__Problem description__.
In the records below, print each line exactly and leave every image out.

__Input material__.
==================================================

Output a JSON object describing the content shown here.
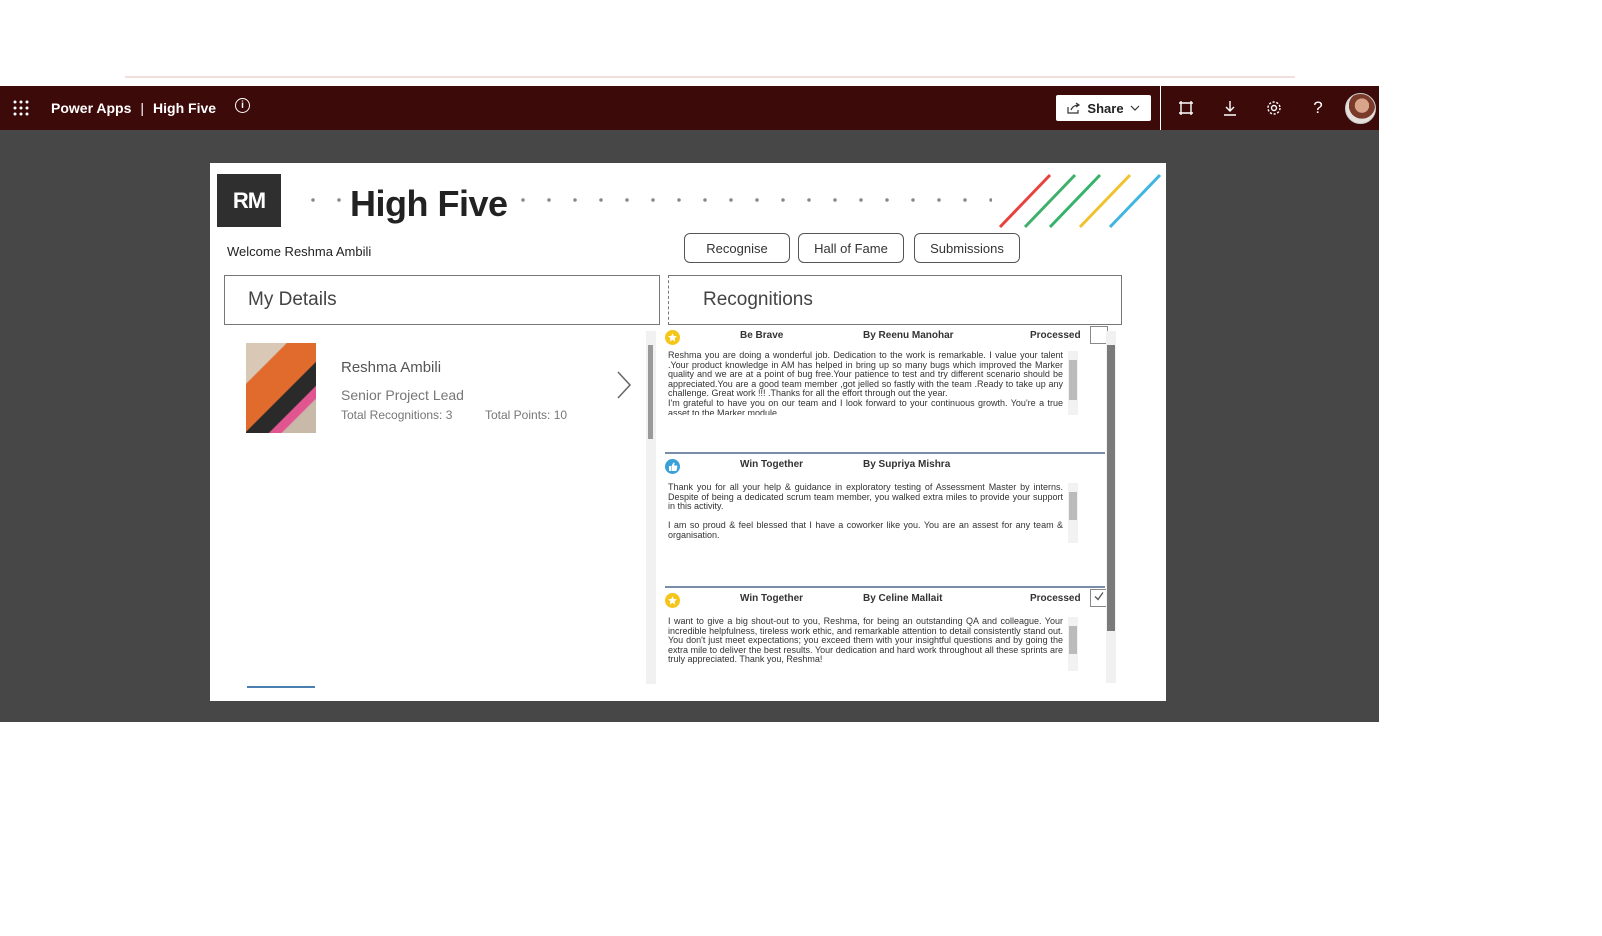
{
  "header": {
    "product": "Power Apps",
    "app_name": "High Five",
    "share_label": "Share"
  },
  "app": {
    "logo_text": "RM",
    "title": "High Five",
    "welcome": "Welcome Reshma Ambili",
    "nav": [
      "Recognise",
      "Hall of Fame",
      "Submissions"
    ]
  },
  "my_details": {
    "heading": "My Details",
    "name": "Reshma Ambili",
    "role": "Senior Project Lead",
    "total_recognitions": "Total Recognitions: 3",
    "total_points": "Total Points: 10"
  },
  "recognitions": {
    "heading": "Recognitions",
    "items": [
      {
        "icon": "star-badge-icon",
        "icon_color": "#f5c518",
        "category": "Be Brave",
        "by": "By Reenu Manohar",
        "status": "Processed",
        "checked": false,
        "message": "Reshma you are doing a wonderful job. Dedication to the work is remarkable. I value your talent .Your product knowledge in AM has helped in bring up so many bugs which improved the Marker quality and we are at a point of bug free.Your patience to test and try different scenario should be appreciated.You are a good team member ,got jelled so fastly with the team .Ready to take up any challenge. Great work !!! .Thanks for all the effort through out the year.\nI'm grateful to have you on our team and I look forward to your continuous growth. You're a true asset to the Marker module."
      },
      {
        "icon": "thumbs-up-icon",
        "icon_color": "#3aa0d8",
        "category": "Win Together",
        "by": "By Supriya Mishra",
        "status": "",
        "checked": false,
        "message": "Thank you for all your help & guidance in exploratory testing of Assessment Master by interns. Despite of being a dedicated scrum team member, you walked extra miles to provide your support in this activity.\n\nI am so proud & feel blessed that I have a coworker like you. You are an assest for any team & organisation."
      },
      {
        "icon": "star-badge-icon",
        "icon_color": "#f5c518",
        "category": "Win Together",
        "by": "By Celine Mallait",
        "status": "Processed",
        "checked": true,
        "message": "I want to give a big shout-out to you, Reshma, for being an outstanding QA and colleague. Your incredible helpfulness, tireless work ethic, and remarkable attention to detail consistently stand out. You don't just meet expectations; you exceed them with your insightful questions and by going the extra mile to deliver the best results. Your dedication and hard work throughout all these sprints are truly appreciated. Thank you, Reshma!"
      }
    ]
  },
  "colors": {
    "topbar": "#3d0a0a",
    "stage": "#474747",
    "stripes": [
      "#e8423f",
      "#3fb06b",
      "#35b36a",
      "#f2c12e",
      "#3fb5e0"
    ]
  }
}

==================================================

__Reply to the exercise__.
Output a JSON object describing the content shown here.
{
  "header": {
    "product": "Power Apps",
    "app_name": "High Five",
    "share_label": "Share"
  },
  "app": {
    "logo_text": "RM",
    "title": "High Five",
    "welcome": "Welcome Reshma Ambili",
    "nav": [
      "Recognise",
      "Hall of Fame",
      "Submissions"
    ]
  },
  "my_details": {
    "heading": "My Details",
    "name": "Reshma Ambili",
    "role": "Senior Project Lead",
    "total_recognitions": "Total Recognitions: 3",
    "total_points": "Total Points: 10"
  },
  "recognitions": {
    "heading": "Recognitions",
    "items": [
      {
        "icon": "star-badge-icon",
        "icon_color": "#f5c518",
        "category": "Be Brave",
        "by": "By Reenu Manohar",
        "status": "Processed",
        "checked": false,
        "message": "Reshma you are doing a wonderful job. Dedication to the work is remarkable. I value your talent .Your product knowledge in AM has helped in bring up so many bugs which improved the Marker quality and we are at a point of bug free.Your patience to test and try different scenario should be appreciated.You are a good team member ,got jelled so fastly with the team .Ready to take up any challenge. Great work !!! .Thanks for all the effort through out the year.\nI'm grateful to have you on our team and I look forward to your continuous growth. You're a true asset to the Marker module."
      },
      {
        "icon": "thumbs-up-icon",
        "icon_color": "#3aa0d8",
        "category": "Win Together",
        "by": "By Supriya Mishra",
        "status": "",
        "checked": false,
        "message": "Thank you for all your help & guidance in exploratory testing of Assessment Master by interns. Despite of being a dedicated scrum team member, you walked extra miles to provide your support in this activity.\n\nI am so proud & feel blessed that I have a coworker like you. You are an assest for any team & organisation."
      },
      {
        "icon": "star-badge-icon",
        "icon_color": "#f5c518",
        "category": "Win Together",
        "by": "By Celine Mallait",
        "status": "Processed",
        "checked": true,
        "message": "I want to give a big shout-out to you, Reshma, for being an outstanding QA and colleague. Your incredible helpfulness, tireless work ethic, and remarkable attention to detail consistently stand out. You don't just meet expectations; you exceed them with your insightful questions and by going the extra mile to deliver the best results. Your dedication and hard work throughout all these sprints are truly appreciated. Thank you, Reshma!"
      }
    ]
  },
  "colors": {
    "topbar": "#3d0a0a",
    "stage": "#474747",
    "stripes": [
      "#e8423f",
      "#3fb06b",
      "#35b36a",
      "#f2c12e",
      "#3fb5e0"
    ]
  }
}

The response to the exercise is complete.